▸ TASK DESCRIPTION: All records that follow are to be restated exactly.
GIVEN RECORDS Block Start
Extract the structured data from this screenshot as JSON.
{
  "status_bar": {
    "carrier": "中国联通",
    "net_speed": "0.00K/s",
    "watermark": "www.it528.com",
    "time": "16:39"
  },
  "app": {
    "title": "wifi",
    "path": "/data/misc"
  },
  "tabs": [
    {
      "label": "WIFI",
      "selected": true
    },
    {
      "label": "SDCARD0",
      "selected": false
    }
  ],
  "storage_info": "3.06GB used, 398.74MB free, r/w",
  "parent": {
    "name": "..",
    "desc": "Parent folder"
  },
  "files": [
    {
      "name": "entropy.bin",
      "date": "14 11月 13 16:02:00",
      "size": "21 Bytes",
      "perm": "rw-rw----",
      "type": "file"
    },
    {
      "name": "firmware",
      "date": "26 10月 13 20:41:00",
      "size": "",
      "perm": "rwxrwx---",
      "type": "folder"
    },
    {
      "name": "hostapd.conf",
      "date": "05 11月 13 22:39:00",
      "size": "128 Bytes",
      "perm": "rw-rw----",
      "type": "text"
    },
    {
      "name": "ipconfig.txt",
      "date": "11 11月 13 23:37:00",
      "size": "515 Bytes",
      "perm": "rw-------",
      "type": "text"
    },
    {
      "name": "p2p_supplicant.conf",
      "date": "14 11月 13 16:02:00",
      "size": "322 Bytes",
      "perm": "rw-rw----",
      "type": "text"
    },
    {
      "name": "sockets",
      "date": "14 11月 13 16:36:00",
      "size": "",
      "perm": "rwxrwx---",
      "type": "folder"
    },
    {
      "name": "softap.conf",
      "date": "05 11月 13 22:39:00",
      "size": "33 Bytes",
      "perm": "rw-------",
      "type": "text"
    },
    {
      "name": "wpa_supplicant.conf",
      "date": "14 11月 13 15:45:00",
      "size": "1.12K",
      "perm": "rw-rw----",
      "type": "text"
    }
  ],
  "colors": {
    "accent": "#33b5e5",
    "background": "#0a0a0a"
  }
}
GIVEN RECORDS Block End
▸ WRITTEN SOLUTION:
Extract the structured data from this screenshot as JSON.
{
  "status_bar": {
    "carrier": "中国联通",
    "net_speed": "0.00K/s",
    "watermark": "www.it528.com",
    "time": "16:39"
  },
  "app": {
    "title": "wifi",
    "path": "/data/misc"
  },
  "tabs": [
    {
      "label": "WIFI",
      "selected": true
    },
    {
      "label": "SDCARD0",
      "selected": false
    }
  ],
  "storage_info": "3.06GB used, 398.74MB free, r/w",
  "parent": {
    "name": "..",
    "desc": "Parent folder"
  },
  "files": [
    {
      "name": "entropy.bin",
      "date": "14 11月 13 16:02:00",
      "size": "21 Bytes",
      "perm": "rw-rw----",
      "type": "file"
    },
    {
      "name": "firmware",
      "date": "26 10月 13 20:41:00",
      "size": "",
      "perm": "rwxrwx---",
      "type": "folder"
    },
    {
      "name": "hostapd.conf",
      "date": "05 11月 13 22:39:00",
      "size": "128 Bytes",
      "perm": "rw-rw----",
      "type": "text"
    },
    {
      "name": "ipconfig.txt",
      "date": "11 11月 13 23:37:00",
      "size": "515 Bytes",
      "perm": "rw-------",
      "type": "text"
    },
    {
      "name": "p2p_supplicant.conf",
      "date": "14 11月 13 16:02:00",
      "size": "322 Bytes",
      "perm": "rw-rw----",
      "type": "text"
    },
    {
      "name": "sockets",
      "date": "14 11月 13 16:36:00",
      "size": "",
      "perm": "rwxrwx---",
      "type": "folder"
    },
    {
      "name": "softap.conf",
      "date": "05 11月 13 22:39:00",
      "size": "33 Bytes",
      "perm": "rw-------",
      "type": "text"
    },
    {
      "name": "wpa_supplicant.conf",
      "date": "14 11月 13 15:45:00",
      "size": "1.12K",
      "perm": "rw-rw----",
      "type": "text"
    }
  ],
  "colors": {
    "accent": "#33b5e5",
    "background": "#0a0a0a"
  }
}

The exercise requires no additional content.